The Sad Reality
Juxtaposition is the placement of two unlike things near each other in a literary work. The purpose is most often to create an unsettling effect. I am currently unsettled. The two unlike things in my Indy car world causing this feeling are Death and Ratings.
IndyCar, like any business, is a bottom line proposition; you should make more money than you spend if you want to keep the doors open and the lights on. IndyCar’s profits are derived from a mixture of sanctioning fees, sponsorship money, TV deals, and advertising dollars as well as a subsidy from the Indianapolis Motor Speedway. IndyCar CEO Randy Bernard is trying to make the series a self-supporting proposition. And one thing, and one thing only, is the goddess that determines the value for promoters, sponsors, networks, and advertisers: television ratings.
And the ratings were up for Las Vegas. Randy Bernard said he would resign if Vegas did not do a .8; it did a 1.6. But AP writer Tim Dahlberg noted that the broadcast hit a high of 3.8 at the time Dan Wheldon’s death was announced. Suddenly I am unsettled.
What caused the spike? Certainly fans with phones, radios, and computers were calling, tweeting, and texting. People tuned in to see the wreck and were greeted with the news that the reigning Indy 500 champion was dead. They stayed tuned to see the emotional aftermath of tears, prayers, and interviews. They watched the five lap tribute. And the ratings were good.
Up to this point, everything is as expected. A tragedy took place. People tuned in to watch as they would any disaster. They were moved. They cared. But they also watched the replays. And the ratings were good.
Fans want danger. ABC/ESPN and Versus both advertise Indy car races by showing highlights of flying and spinning cars. They advertise side-by-side racing with cars touching wheels. It takes our breath away. They hope the action draws eyeballs because eyeballs equal money and ratings are religion. What does this mean for IndyCar? Sadly, it is simple. A champion died in a fiery multi-car crash at the last race of the season, the same kind of crash the networks use to entice our viewing. And although they won’t use the Las Vegas crash in their ads, you can expect other crashes to be shown as they ramp up for the opening race next year. And the ratings will be up. We will tune in. IndyCar may well be in for a good year in the ratings business. Danger sells.
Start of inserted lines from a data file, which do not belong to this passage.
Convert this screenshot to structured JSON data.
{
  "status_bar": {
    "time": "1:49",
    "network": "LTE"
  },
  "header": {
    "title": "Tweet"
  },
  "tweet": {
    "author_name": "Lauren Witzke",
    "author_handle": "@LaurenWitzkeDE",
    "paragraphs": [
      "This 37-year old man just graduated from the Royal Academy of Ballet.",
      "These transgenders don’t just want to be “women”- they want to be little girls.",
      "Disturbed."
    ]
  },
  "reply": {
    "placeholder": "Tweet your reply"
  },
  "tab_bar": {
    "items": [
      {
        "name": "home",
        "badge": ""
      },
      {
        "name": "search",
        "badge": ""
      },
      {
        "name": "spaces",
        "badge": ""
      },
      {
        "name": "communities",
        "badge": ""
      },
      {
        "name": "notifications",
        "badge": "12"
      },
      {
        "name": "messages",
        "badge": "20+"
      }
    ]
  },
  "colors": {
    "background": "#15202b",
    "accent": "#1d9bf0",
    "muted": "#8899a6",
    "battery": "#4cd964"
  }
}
And what nobody wants to say, and what people will condemn for being said, is that a champion’s death may lead to higher ratings and the success that comes with them. As Kurt Vonnegut, himself a son of Indianapolis and a master of juxtaposition, so aptly put it: “So it goes.”